══ Dataset ══

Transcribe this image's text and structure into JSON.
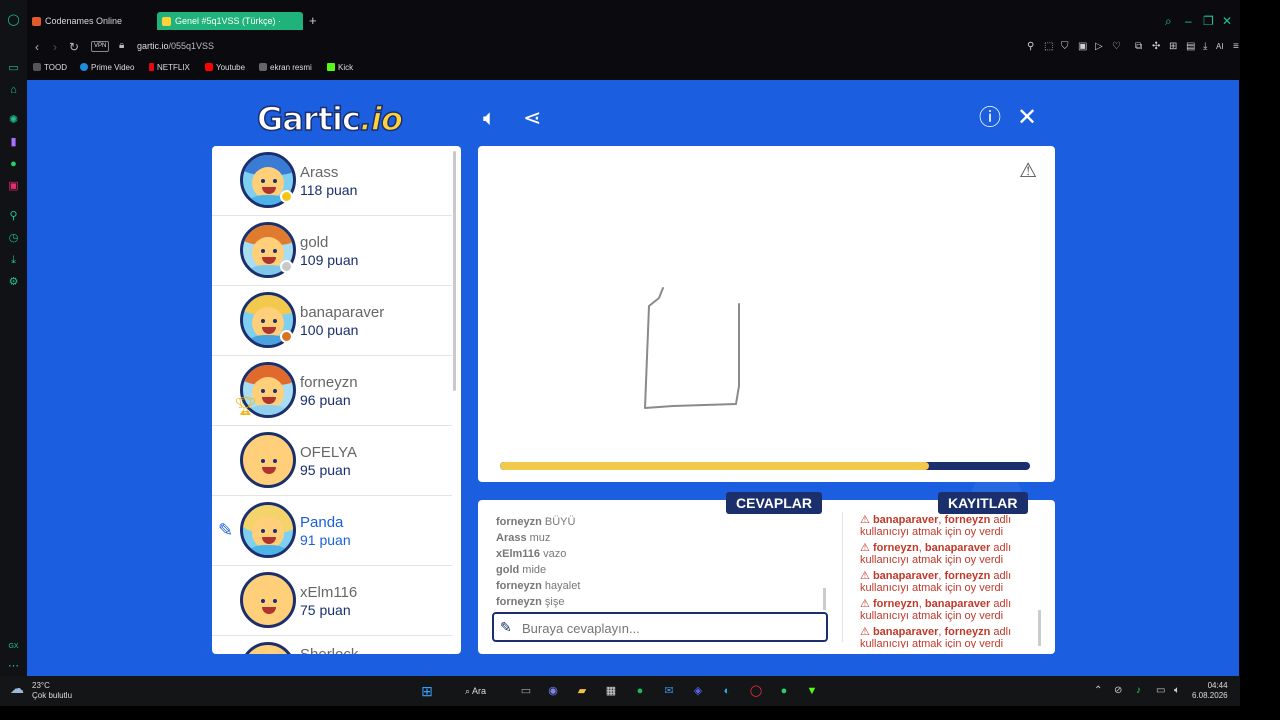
{
  "browser": {
    "tabs": [
      {
        "label": "Codenames Online",
        "active": false
      },
      {
        "label": "Genel #5q1VSS (Türkçe) ·",
        "active": true
      }
    ],
    "url_domain": "gartic.io",
    "url_path": "/055q1VSS",
    "vpn_label": "VPN",
    "bookmarks": [
      "TOOD",
      "Prime Video",
      "NETFLIX",
      "Youtube",
      "ekran resmi",
      "Kick"
    ],
    "ai_label": "AI"
  },
  "game": {
    "logo_main": "Gartic",
    "logo_suffix": ".io",
    "players": [
      {
        "name": "Arass",
        "points": "118 puan",
        "hair": "#3a7bd5",
        "shirt": "#4db3e6",
        "dot": "#f5c518"
      },
      {
        "name": "gold",
        "points": "109 puan",
        "hair": "#e07a2e",
        "shirt": "#7fc6e8",
        "dot": "#c8c8c8"
      },
      {
        "name": "banaparaver",
        "points": "100 puan",
        "hair": "#f2c94c",
        "shirt": "#4aa3df",
        "dot": "#d9731f"
      },
      {
        "name": "forneyzn",
        "points": "96 puan",
        "hair": "#e06a2e",
        "shirt": "#8fd0ef",
        "dot": ""
      },
      {
        "name": "OFELYA",
        "points": "95 puan",
        "hair": "#ffcf7a",
        "shirt": "#ffcf7a",
        "dot": ""
      },
      {
        "name": "Panda",
        "points": "91 puan",
        "hair": "#f4d46a",
        "shirt": "#4db3e6",
        "dot": ""
      },
      {
        "name": "xElm116",
        "points": "75 puan",
        "hair": "#ffcf7a",
        "shirt": "#ffcf7a",
        "dot": ""
      },
      {
        "name": "Sherlock",
        "points": "",
        "hair": "#ffcf7a",
        "shirt": "#ffcf7a",
        "dot": ""
      }
    ],
    "timer_progress": 0.81,
    "answers_title": "CEVAPLAR",
    "logs_title": "KAYITLAR",
    "answers": [
      {
        "user": "forneyzn",
        "text": "BÜYÜ"
      },
      {
        "user": "Arass",
        "text": "muz"
      },
      {
        "user": "xElm116",
        "text": "vazo"
      },
      {
        "user": "gold",
        "text": "mide"
      },
      {
        "user": "forneyzn",
        "text": "hayalet"
      },
      {
        "user": "forneyzn",
        "text": "şişe"
      }
    ],
    "answer_placeholder": "Buraya cevaplayın...",
    "logs": [
      {
        "a": "banaparaver",
        "b": "forneyzn",
        "rest": "adlı kullanıcıyı atmak için oy verdi"
      },
      {
        "a": "forneyzn",
        "b": "banaparaver",
        "rest": "adlı kullanıcıyı atmak için oy verdi"
      },
      {
        "a": "banaparaver",
        "b": "forneyzn",
        "rest": "adlı kullanıcıyı atmak için oy verdi"
      },
      {
        "a": "forneyzn",
        "b": "banaparaver",
        "rest": "adlı kullanıcıyı atmak için oy verdi"
      },
      {
        "a": "banaparaver",
        "b": "forneyzn",
        "rest": "adlı kullanıcıyı atmak için oy verdi"
      }
    ]
  },
  "taskbar": {
    "temp": "23°C",
    "weather": "Çok bulutlu",
    "search_label": "Ara",
    "time": "04:44",
    "date": "6.08.2026"
  },
  "colors": {
    "page_bg": "#1b5fe0",
    "navy": "#1a2f6b",
    "accent_green": "#1fb27a",
    "timer_fill": "#f2c94c"
  }
}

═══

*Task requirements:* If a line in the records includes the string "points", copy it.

*Task output:*
        "points": "118 puan",
        "points": "109 puan",
        "points": "100 puan",
        "points": "96 puan",
        "points": "95 puan",
        "points": "91 puan",
        "points": "75 puan",
        "points": "",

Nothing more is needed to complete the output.